Oct. 25, 1814.

The accounts I hear from Paris are not pleasant or satisfactory. The Bourbons do not advance in popularity; and the opinion of the weakness, indecision, and bigotry of their Government seems rather to increase.

Their cause also receives great injury from the outrageous proceedings of the Pope and their Bourbon ally King Ferdinand. At the same time there is a great outcry at Paris against the English and their
“Edinburgh Review”
late conduct at Washington1; respecting which I am afraid there is only one opinion throughout Europe. This unfortunate contest,2 which interrupts the pacification of the civilised world, cannot be sufficiently lamented. It is disgraceful in its failures and not glorious in its successes. No credit can be gained by it, and it is so unpopular throughout Europe that if long protracted it will involve us more or less with the maritime Powers.

I augur nothing very favourable of the Congress. The nominal independence of Poland will give an additional strength to the overgrown power of Russia and Saxony and Italy; countries far more estimable and important will be made subject to Prussia and Austria—such at least is the general opinion as to the result of the negotiations.

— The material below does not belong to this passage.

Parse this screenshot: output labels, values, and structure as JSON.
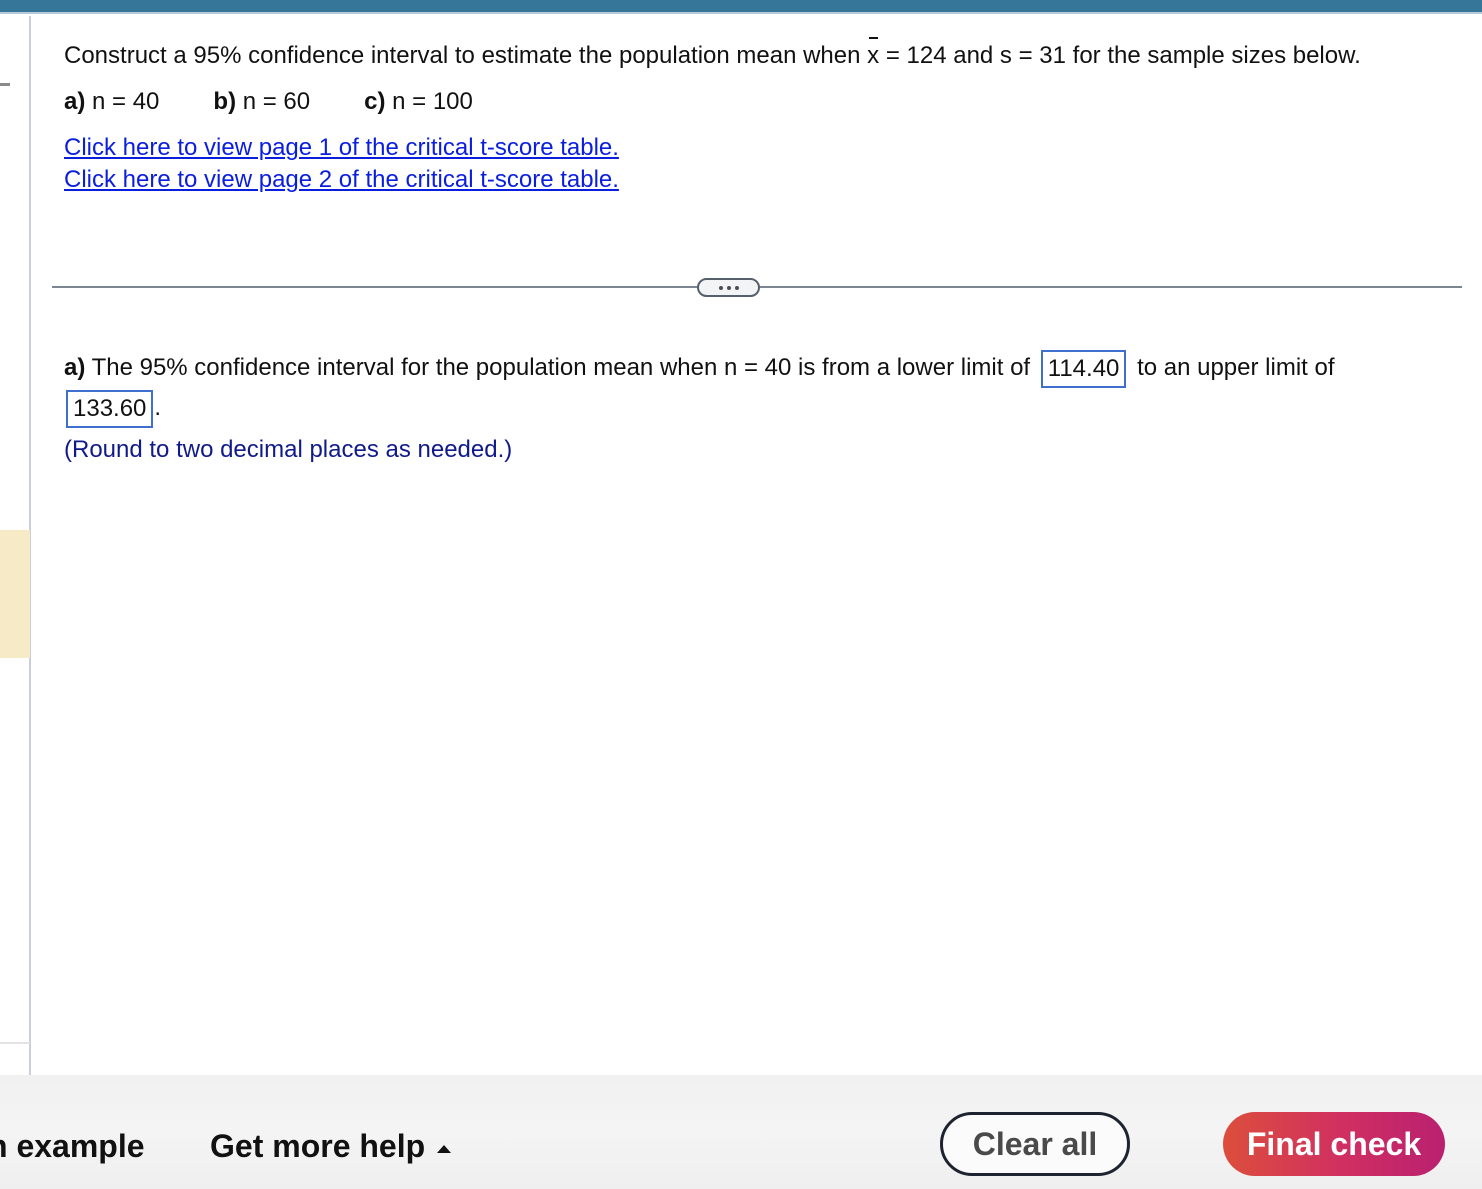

In mentioning the writers of the different articles in the Edinburgh Review I should have said that Playfair was the critic of the “Essai sur les probabilités” which is the best, perhaps the only good, article in the collection. In general the number (Edinburgh Review) is a very indifferent one, and some of the articles particularly objectionable, especially in the reiterated and systematic attacks on the Regent, which disgust by their exaggeration and defeat their own object. Brougham’s long and very indifferent

1 The English had captured Washington and destroyed the Capitol and the public buildings in revenge for similar burnings on a smaller scale by the Americans in Canada.

2 The United States had declared war in 1812, in spite of the repeal of the Orders in Council as they were aggrieved at the action of the British Government in stopping American vessels from trading with the Continent unless they first put in at British ports.

Lord and Lady Holland
article on the Queen Consort is singularly ill-timed, just after the Princess has deserted her daughter and her station in the country, and is exposing herself by her levities in the face of all Europe. A friend of mine who lately met her in Switzerland speaks of her as being in high spirits and triumphant in having got out of England surrounded by a strange Court in which there was no reasonable or respectable person but Dr. Holland.